So if I wanted to best describe the first program that ran on my DEC PDP-11/53 ... then it would have to be:

"Do nothing.  Do nothing.  Do nothing.  Stop."

But at least it worked.  I entered those commands as machine instructions in ODT (Octal Debugging Technique) and it ran.  Not much of a "Hello World" program though is it?

Here are the details of the instructions:

001000/240<lf>  ; NOP
001002/240<lf>  ; NOP
001004/240<lf>  ; NOP
R6/1000<cr>  ; set to start code at 1000
R7/1000<cr>  ; set PC to start address so we can use P and not clr PS
RS/340<cr>  ; set PS to disable interrupts
P<cr>  ; start program

That program was a hacked version of something I found here.  Now I need to make it do something better.

Simplest ATmega168 program

So how would you know that your code is running?  Just about the simplest thing that you can do with a microprocessor is flash an LED on and off.  So we'll start with that.  You'll need to attach an LED and a resistor in series from pin 28 of the ATmega168 (assuming that you have the DIP format).  So take a wire from pin 28 on the ATmega and attach it to the positive pin of an LED.  Then attach the negative pin of the LED to one  wire of the resistor.  Finally, attach the other wire on the resistor to Ground.  When the program code turns on pin 28, power will flow through the LED through the resistor and then to Ground.  So the LED will come on.  Cool.

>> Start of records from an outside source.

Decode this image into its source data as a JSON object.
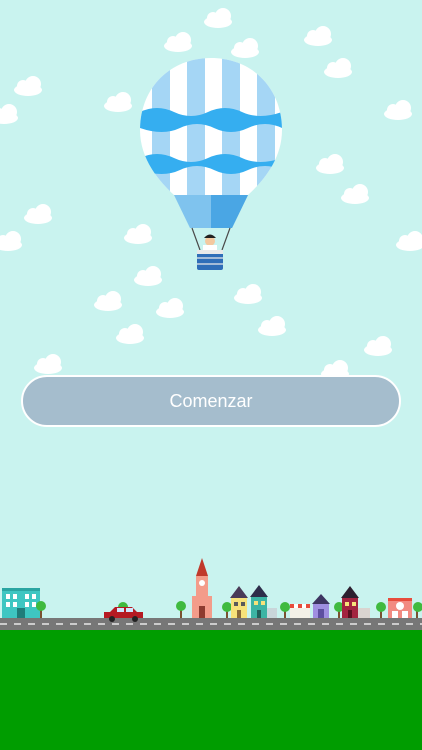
{
  "start_button": {
    "label": "Comenzar"
  },
  "colors": {
    "sky": "#c9f3ef",
    "cloud": "#ffffff",
    "balloon_light": "#a5d6f5",
    "balloon_mid": "#35aef0",
    "balloon_dark": "#1e8fd8",
    "button_fill": "#a5bdcd",
    "road": "#777777",
    "grass": "#009d00"
  },
  "icons": [
    "hot-air-balloon-icon",
    "cloud-icon",
    "car-icon",
    "house-icon",
    "church-icon",
    "tree-icon",
    "office-building-icon",
    "shop-icon"
  ]
}
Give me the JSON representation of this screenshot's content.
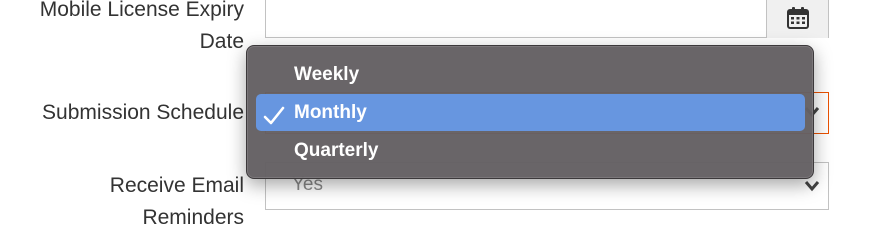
{
  "form": {
    "expiry_label_line1": "Mobile License Expiry",
    "expiry_label_line2": "Date",
    "expiry_value": "",
    "schedule_label": "Submission Schedule",
    "email_label_line1": "Receive Email",
    "email_label_line2": "Reminders",
    "email_value": "Yes"
  },
  "dropdown": {
    "options": [
      "Weekly",
      "Monthly",
      "Quarterly"
    ],
    "selected": "Monthly"
  },
  "icons": {
    "calendar": "calendar-icon",
    "check": "checkmark-icon",
    "chevron": "chevron-down-icon"
  },
  "colors": {
    "focus_border": "#eb5202",
    "highlight": "#6796e0",
    "menu_bg": "#646063"
  }
}
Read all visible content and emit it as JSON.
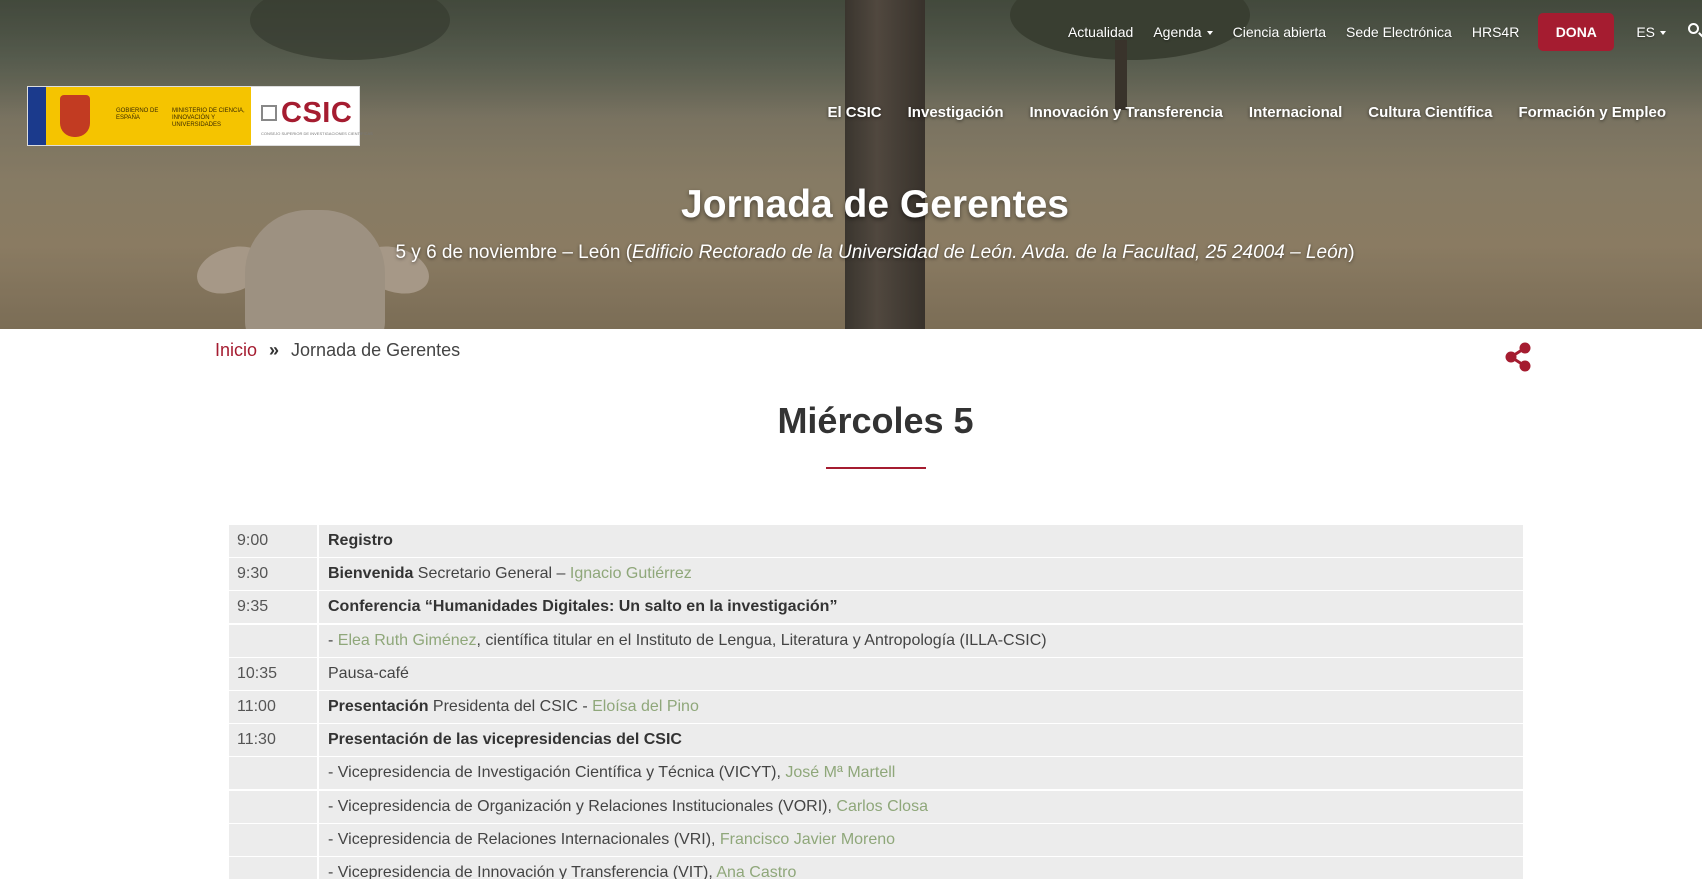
{
  "topnav": {
    "items": [
      "Actualidad",
      "Agenda",
      "Ciencia abierta",
      "Sede Electrónica",
      "HRS4R"
    ],
    "dona": "DONA",
    "lang": "ES"
  },
  "logo": {
    "gov_text": "GOBIERNO DE ESPAÑA",
    "ministry_text": "MINISTERIO DE CIENCIA, INNOVACIÓN Y UNIVERSIDADES",
    "csic": "CSIC",
    "csic_sub": "CONSEJO SUPERIOR DE INVESTIGACIONES CIENTÍFICAS"
  },
  "mainnav": [
    "El CSIC",
    "Investigación",
    "Innovación y Transferencia",
    "Internacional",
    "Cultura Científica",
    "Formación y Empleo"
  ],
  "hero": {
    "title": "Jornada de Gerentes",
    "subtitle_plain": "5 y 6 de noviembre – León (",
    "subtitle_italic": "Edificio Rectorado de la Universidad de León. Avda. de la Facultad, 25 24004 – León",
    "subtitle_end": ")"
  },
  "breadcrumb": {
    "home": "Inicio",
    "sep": "»",
    "current": "Jornada de Gerentes"
  },
  "day": {
    "title": "Miércoles 5"
  },
  "agenda": [
    {
      "time": "9:00",
      "bold": "Registro",
      "text": "",
      "link": "",
      "after": ""
    },
    {
      "time": "9:30",
      "bold": "Bienvenida",
      "text": " Secretario General – ",
      "link": "Ignacio Gutiérrez",
      "after": ""
    },
    {
      "time": "9:35",
      "bold": "Conferencia “Humanidades Digitales: Un salto en la investigación”",
      "text": "",
      "link": "",
      "after": ""
    },
    {
      "time": "",
      "bold": "",
      "text": "- ",
      "link": "Elea Ruth Giménez",
      "after": ", científica titular en el Instituto de Lengua, Literatura y Antropología (ILLA-CSIC)"
    },
    {
      "time": "10:35",
      "bold": "",
      "text": "Pausa-café",
      "link": "",
      "after": ""
    },
    {
      "time": "11:00",
      "bold": "Presentación",
      "text": " Presidenta del CSIC - ",
      "link": "Eloísa del Pino",
      "after": ""
    },
    {
      "time": "11:30",
      "bold": "Presentación de las vicepresidencias del CSIC",
      "text": "",
      "link": "",
      "after": ""
    },
    {
      "time": "",
      "bold": "",
      "text": "- Vicepresidencia de Investigación Científica y Técnica (VICYT),  ",
      "link": "José Mª Martell",
      "after": ""
    },
    {
      "time": "",
      "bold": "",
      "text": "- Vicepresidencia de Organización y Relaciones Institucionales (VORI), ",
      "link": "Carlos Closa",
      "after": ""
    },
    {
      "time": "",
      "bold": "",
      "text": "- Vicepresidencia de Relaciones Internacionales (VRI), ",
      "link": "Francisco Javier Moreno",
      "after": ""
    },
    {
      "time": "",
      "bold": "",
      "text": "- Vicepresidencia de Innovación y Transferencia (VIT), ",
      "link": "Ana Castro",
      "after": ""
    }
  ]
}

Obviously LEDs are diodes, so they only go one way round (the resistor can go any way round).  The purpose of the resistor is to limit the current and prevent the LED from burning out.  The exact resistor value does not matter in this case, anything from 200 to 1,000 (1k) Ohms should be fine.  The lower the value of the resistor the brighter the LED will be.

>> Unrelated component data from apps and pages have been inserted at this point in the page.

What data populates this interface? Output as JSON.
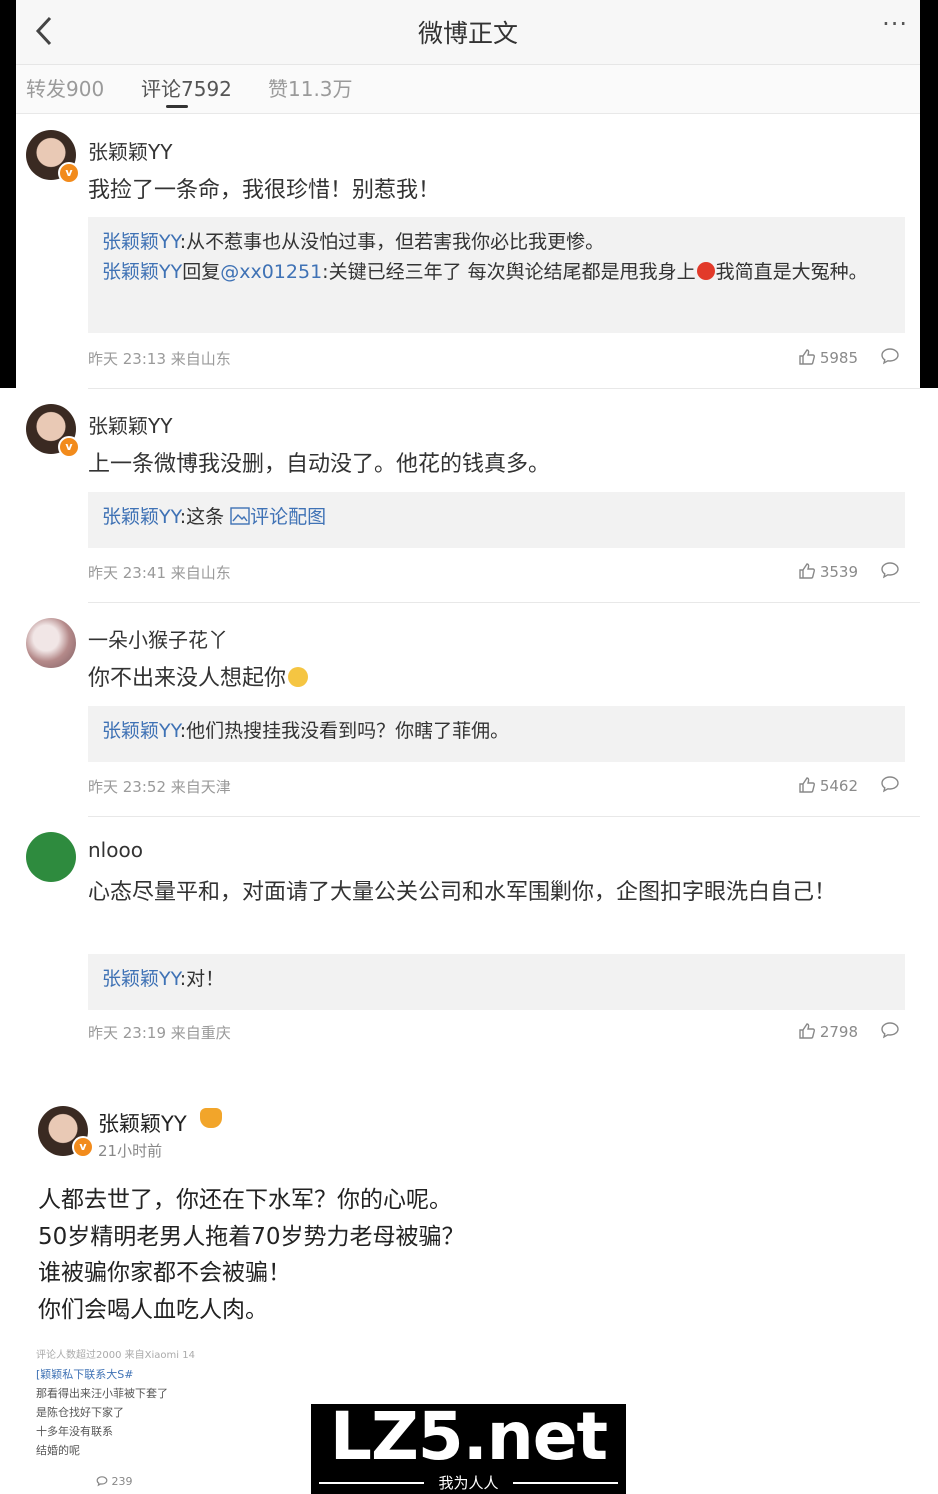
{
  "header": {
    "title": "微博正文",
    "more": "···"
  },
  "tabs": [
    {
      "label": "转发900"
    },
    {
      "label": "评论7592"
    },
    {
      "label": "赞11.3万"
    }
  ],
  "comments": [
    {
      "user": "张颖颖YY",
      "text": "我捡了一条命，我很珍惜！别惹我！",
      "replies": [
        {
          "name": "张颖颖YY",
          "body": ":从不惹事也从没怕过事，但若害我你必比我更惨。"
        },
        {
          "name": "张颖颖YY",
          "mid": "回复",
          "mention": "@xx01251",
          "body": ":关键已经三年了 每次舆论结尾都是甩我身上",
          "body2": "我简直是大冤种。"
        }
      ],
      "meta": "昨天 23:13 来自山东",
      "likes": "5985"
    },
    {
      "user": "张颖颖YY",
      "text": "上一条微博我没删，自动没了。他花的钱真多。",
      "replies": [
        {
          "name": "张颖颖YY",
          "body": ":这条 ",
          "link": "评论配图"
        }
      ],
      "meta": "昨天 23:41 来自山东",
      "likes": "3539"
    },
    {
      "user": "一朵小猴子花丫",
      "text": "你不出来没人想起你",
      "replies": [
        {
          "name": "张颖颖YY",
          "body": ":他们热搜挂我没看到吗？你瞎了菲佣。"
        }
      ],
      "meta": "昨天 23:52 来自天津",
      "likes": "5462"
    },
    {
      "user": "nlooo",
      "text": "心态尽量平和，对面请了大量公关公司和水军围剿你，企图扣字眼洗白自己！",
      "replies": [
        {
          "name": "张颖颖YY",
          "body": ":对！"
        }
      ],
      "meta": "昨天 23:19 来自重庆",
      "likes": "2798"
    }
  ],
  "post": {
    "user": "张颖颖YY",
    "time": "21小时前",
    "lines": [
      "人都去世了，你还在下水军？你的心呢。",
      "50岁精明老男人拖着70岁势力老母被骗？",
      "谁被骗你家都不会被骗！",
      "你们会喝人血吃人肉。"
    ]
  },
  "faded": {
    "meta": "评论人数超过2000  来自Xiaomi 14",
    "link": "[颖颖私下联系大S#",
    "lines": [
      "那看得出来汪小菲被下套了",
      "是陈仓找好下家了",
      "十多年没有联系",
      "结婚的呢"
    ],
    "count": "239"
  },
  "watermark": {
    "big": "LZ5.net",
    "small": "我为人人"
  },
  "colors": {
    "link": "#3f72b5",
    "badge": "#f28b1c",
    "reply_bg": "#f2f2f2"
  }
}
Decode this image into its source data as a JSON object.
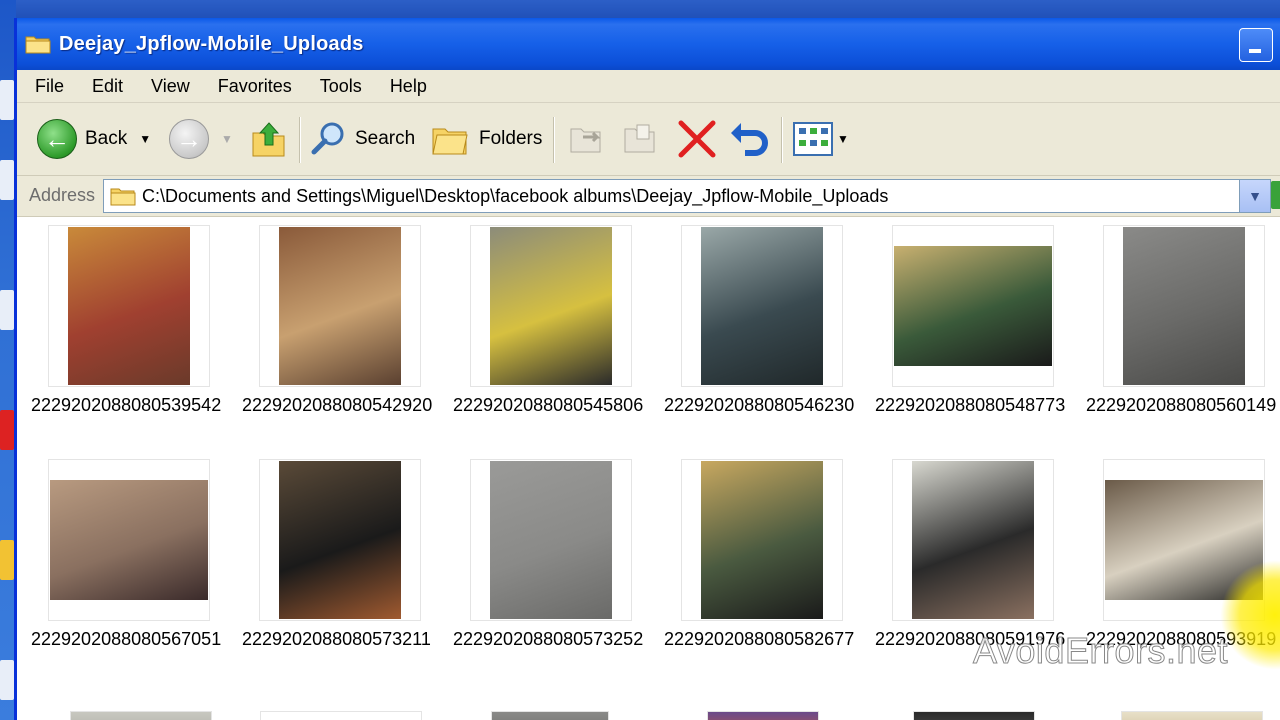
{
  "window": {
    "title": "Deejay_Jpflow-Mobile_Uploads"
  },
  "menu": [
    "File",
    "Edit",
    "View",
    "Favorites",
    "Tools",
    "Help"
  ],
  "toolbar": {
    "back_label": "Back",
    "search_label": "Search",
    "folders_label": "Folders"
  },
  "address": {
    "label": "Address",
    "value": "C:\\Documents and Settings\\Miguel\\Desktop\\facebook albums\\Deejay_Jpflow-Mobile_Uploads"
  },
  "files": [
    {
      "name": "2229202088080539542",
      "tone": [
        "#c98a3a",
        "#a04030",
        "#6a3a2a"
      ],
      "orient": "portrait"
    },
    {
      "name": "2229202088080542920",
      "tone": [
        "#8a5a3a",
        "#c8a070",
        "#5a4030"
      ],
      "orient": "portrait"
    },
    {
      "name": "2229202088080545806",
      "tone": [
        "#8c8c7a",
        "#d6c040",
        "#2a2a2a"
      ],
      "orient": "portrait"
    },
    {
      "name": "2229202088080546230",
      "tone": [
        "#9aa8a8",
        "#3a4a50",
        "#20282a"
      ],
      "orient": "portrait"
    },
    {
      "name": "2229202088080548773",
      "tone": [
        "#c8b070",
        "#3a5a3a",
        "#1a1a1a"
      ],
      "orient": "landscape"
    },
    {
      "name": "2229202088080560149",
      "tone": [
        "#8a8a88",
        "#6a6a68",
        "#4a4a48"
      ],
      "orient": "portrait"
    },
    {
      "name": "2229202088080567051",
      "tone": [
        "#b89a80",
        "#8a7060",
        "#3a2a2a"
      ],
      "orient": "landscape"
    },
    {
      "name": "2229202088080573211",
      "tone": [
        "#5a4a38",
        "#1a1a1a",
        "#a05a30"
      ],
      "orient": "portrait"
    },
    {
      "name": "2229202088080573252",
      "tone": [
        "#9a9a98",
        "#8a8a88",
        "#6a6a68"
      ],
      "orient": "portrait"
    },
    {
      "name": "2229202088080582677",
      "tone": [
        "#c8a860",
        "#4a5a40",
        "#1a1a1a"
      ],
      "orient": "portrait"
    },
    {
      "name": "2229202088080591976",
      "tone": [
        "#d8d8d0",
        "#2a2a2a",
        "#8a7060"
      ],
      "orient": "portrait"
    },
    {
      "name": "2229202088080593919",
      "tone": [
        "#6a5a48",
        "#d8d0c0",
        "#2a2a28"
      ],
      "orient": "landscape"
    }
  ],
  "watermark": "AvoidErrors.net",
  "colors": {
    "titlebar": "#0c4fd8",
    "chrome": "#ece9d8",
    "back_green": "#2e9b2a",
    "delete_red": "#e02020",
    "undo_blue": "#2060c8"
  }
}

Don't forget to also wire up the other basic pins on the Atmega (I've blogged about that before).  Now we can get to some code.  I've put the source code here:

Extract the contents of the zip file to a folder and open the files using Programmers Notepad from WinAVR.  Connect up your usbtiny programmer, ensure that the power is on and we're ready to go. 

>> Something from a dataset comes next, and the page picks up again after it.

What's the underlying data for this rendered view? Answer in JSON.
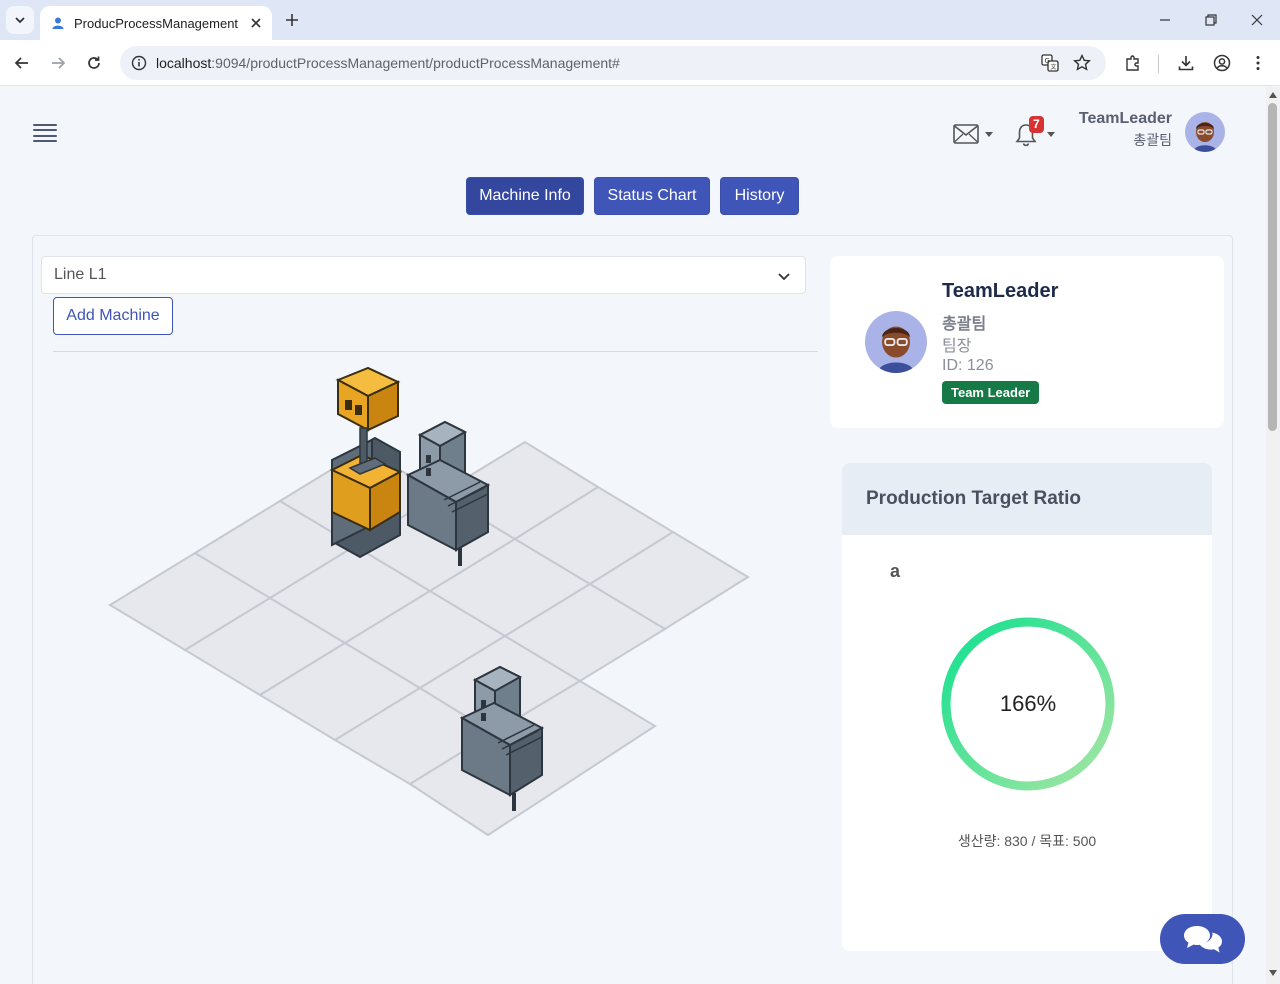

Go to the Tools menu of Programmers Notepad and click on [WinAVR] Program.  The program should compile, get loaded onto the microprocessor and the LED should start to blink!  Woo-hoo.

NOTE: I have also used the "ponyser" serial port programmer.  This can be used as an alternative, by changing these lines of the makefile:

Put a # at the start of line 202 and remove the # from line 201:

Remove the # at the start of line 206 and make sure that the COM port matches the one you're using:

Finally remove the # from the start of line 227:

You should now be able to use a serial port programmer instead (my example uses COM1).